Hackmann has been on this tour since it started last February.
“It’s really been a good, good run,” he said.
Hackmann has also played the Beast in the show. One of the problems with playing the Beast is the elaborate makeup required. The Beast has to come in 30 minutes earlier than the rest of the cast to make his transformation.
The Beast is animalistic, but becomes more human as he and Belle fall in love. Gaston becomes a more animalistic, beastly guy as the play goes on.
Gaston is fun because “I’m singing about myself all the time. I’m being unhappy, fooling around and acting as a goofball.”
But he won’t pick a favorite role. “I love both characters,” he said.
Another thing he loves about the show is the audience. He gets a kick out of the little girls who wear yellow Belle-like princess gowns to the show.
But this is not just a children’s show.
“This is a show for everybody,” Hackmann said. “There are a few adult jokes and other humor that adults can appreciate.”
It’s a big show with as many as 30 actors on stage at any given time. There are 11 musicians and just many technical people working backstage.
Hackmann said guests who have seen the show before will find a new twist in this production.
“It has been re-imagined from the ground up,” he said. “It is very different from the original production, which was dark, almost ominous. This has a lot more ethereal look.”
Hackmann, who grew up in the suburbs of Phoenix, Ariz., got married on Christmas Eve to a woman who once played Belle to his Beast.
His new wife, Nicole, is currently directing a show at the Tennessee theater where they met. The newlyweds are together just two or three times a month while he’s touring. When the tour ends, the couple plan to spend more time together.
“She’s from New Orleans,” Hackmann said. “I think Louisiana will be home base for a while.”

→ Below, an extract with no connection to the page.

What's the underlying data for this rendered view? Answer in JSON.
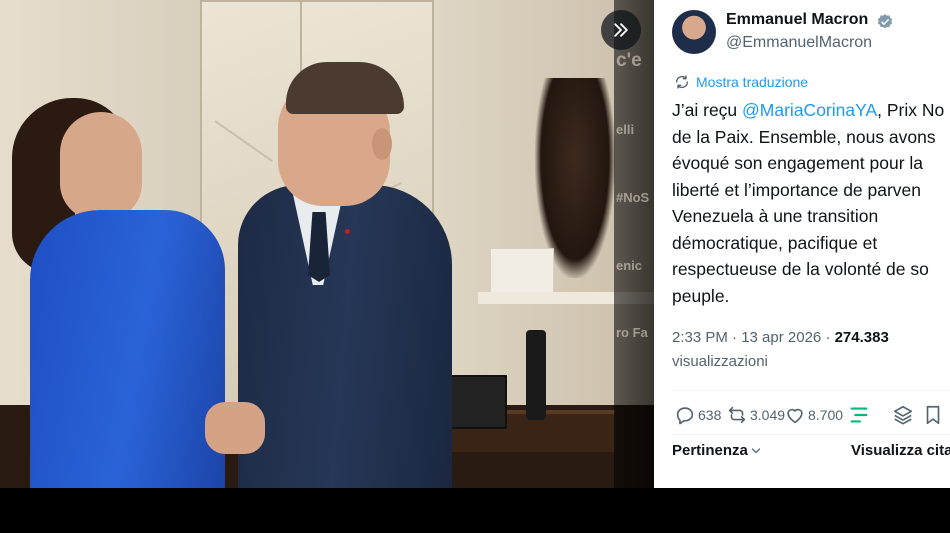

Hackmann considers himself both a stage and opera performer.
“There are things about both worlds that I can’t live without... In all honesty, the finished products are pretty much the same. The approaches may be different, but we all want to have the best singers and best actors, the best scenic work and best dancers.”